So I was talking to a friend of mine at a very large nonprofit organization – as in over $100 million in annual revenues. They serve thousands of clients every year with job development, alcohol and other drug abuse treatment, affordable housing, psychological counseling and a variety of other supports. As a result of the many contracts and grants they have to do this work, they operate in excess of 15 databases to track operations, case management, finance, etc. They have a full time IT staff, desktops, laptops, and handheld devices out the yingyang. So naturally I said, what are you doing with all that data? “Actually,” my friend said, “we don’t do anything with the data.” #OMG. Continue reading →
In the callow youth of the nonprofit sector, you needed two kinds of capital: (1) financial capital, because money does, after all, grease the wheels of change, and (2) social capital, because proving you could fill the courthouse steps or get the Governor to answer your call was a way to make up for not having enough money. But the NPO sector is burgeoning, the capacity for evaluation is still limited, and the power of social media has grown. Now there’s a new kind of resource you need: conceptual capital. It’s the stuff that drives your visibility in a crowded marketplace. So what is it, why do you need it, and where do you get it?

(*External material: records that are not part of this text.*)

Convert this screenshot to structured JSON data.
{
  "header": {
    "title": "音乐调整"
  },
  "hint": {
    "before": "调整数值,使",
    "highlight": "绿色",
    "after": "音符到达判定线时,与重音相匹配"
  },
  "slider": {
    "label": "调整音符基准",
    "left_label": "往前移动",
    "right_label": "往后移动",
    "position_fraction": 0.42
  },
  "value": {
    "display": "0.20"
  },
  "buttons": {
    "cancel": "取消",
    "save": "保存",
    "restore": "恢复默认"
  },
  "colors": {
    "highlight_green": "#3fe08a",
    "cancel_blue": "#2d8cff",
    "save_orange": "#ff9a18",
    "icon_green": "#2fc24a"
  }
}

Dear Reader,About a year ago the Naturally Occurring Cultural Districts (NOCD) working group asked your Man About Town to write a nice, juicy case study about what happens when cultural organizations buy non-cultural facilities and fix them up. This three part series details my findings, although it’s well worth checking out the original report to see case studies from nearly a dozen cultural organizations across the country. You can also read Part IandPart IIof this series to learn more about the unique opportunities and challenges of adaptive reuse. Continue reading →
You see, Dear Reader, like many of my fellow funders and financiers I’ve often touted the benefits of moving toward greater scale: improved operational efficiencies, greater programmatic reach, increased access to resources, heavier political punch. But I’ve also struggled with the oft recognized but seldom addressed reality that scale is not an answer in and of itself, and that sometimes scaled solutions leave even larger problems in their wake. Thanks to Ian, I think I got the mental kick in the epiphany I needed.
Shortly after hurricanes Katrina and Rita in the Gulf Coast, I was dispatched to New Orleans by the corporate foundation that I worked for to figure out how to deploy our philanthropic disaster recovery commitment. It was a heartbreaking experience, compounded and complicated by the entrenched challenges New Orleans had struggled with for many years.
As with all natural disasters, the poorest suffered most in the immediate aftermath. What I, in my ignorance, learned for the first time was how the vulnerable continue to suffer long after the initial damage: tucked away for too long FEMA trailers, or separated from family, friends and vital supports, unable to access medical care, or shuttled from one temporary shelter situation to the next. Over the weeks, months and years following the storm there were dramatic and terrible increases in elder mortality, child poverty, murder, and mental illness.
Compared to the process of recovery in the Gulf Coast, and in spite of the many frustrations we feel with its pace in our region, New York City, New Jersey and Long Island have done remarkably well. For most of us, life is essentially back to normal: the kids are in school, we’re back at work, our homes have power, heat and hot water, and holiday shopping is underway.
But there remains a grave and nearly inevitable danger, as in all natural disasters, that we will “move on” without fully resolving the impacts on those most vulnerable, and inflict the mistakes of the past on our neighbors and fellow citizens tomorrow. Continue reading →
Intuitively, just from being around the nonprofit sector for a stretch, it’s easy to tell that things have gotten more, well, complicated. Organizations are bigger, operations more tentacled, financial tools more wonky, budgets bigger and bigger. And don’t just take my word for it. Thanks to the lovely folks at the Standford Social Innovation Review you can enjoy this whole, provocative article: “Why More Nonprofits Are Getting Bigger.”
The problem is, I don’t think we’ve really done a good job of keeping up with our own complexification. Continue reading →
Did you ever feel like you need a consultant to help you figure out what you need your consultant to do? Believe me, you are not alone. As a recovering executive director (and boy is that going to make a juicy blog post one of these days), I’ve employed many consultants to help with everything from designing the company logo to dreaming up structured finance solutions for distressed homeowners. Dear Man About Town, you ask, how ever did you do it?
Well, now a consultant tells all: here’s how to hire someone like me.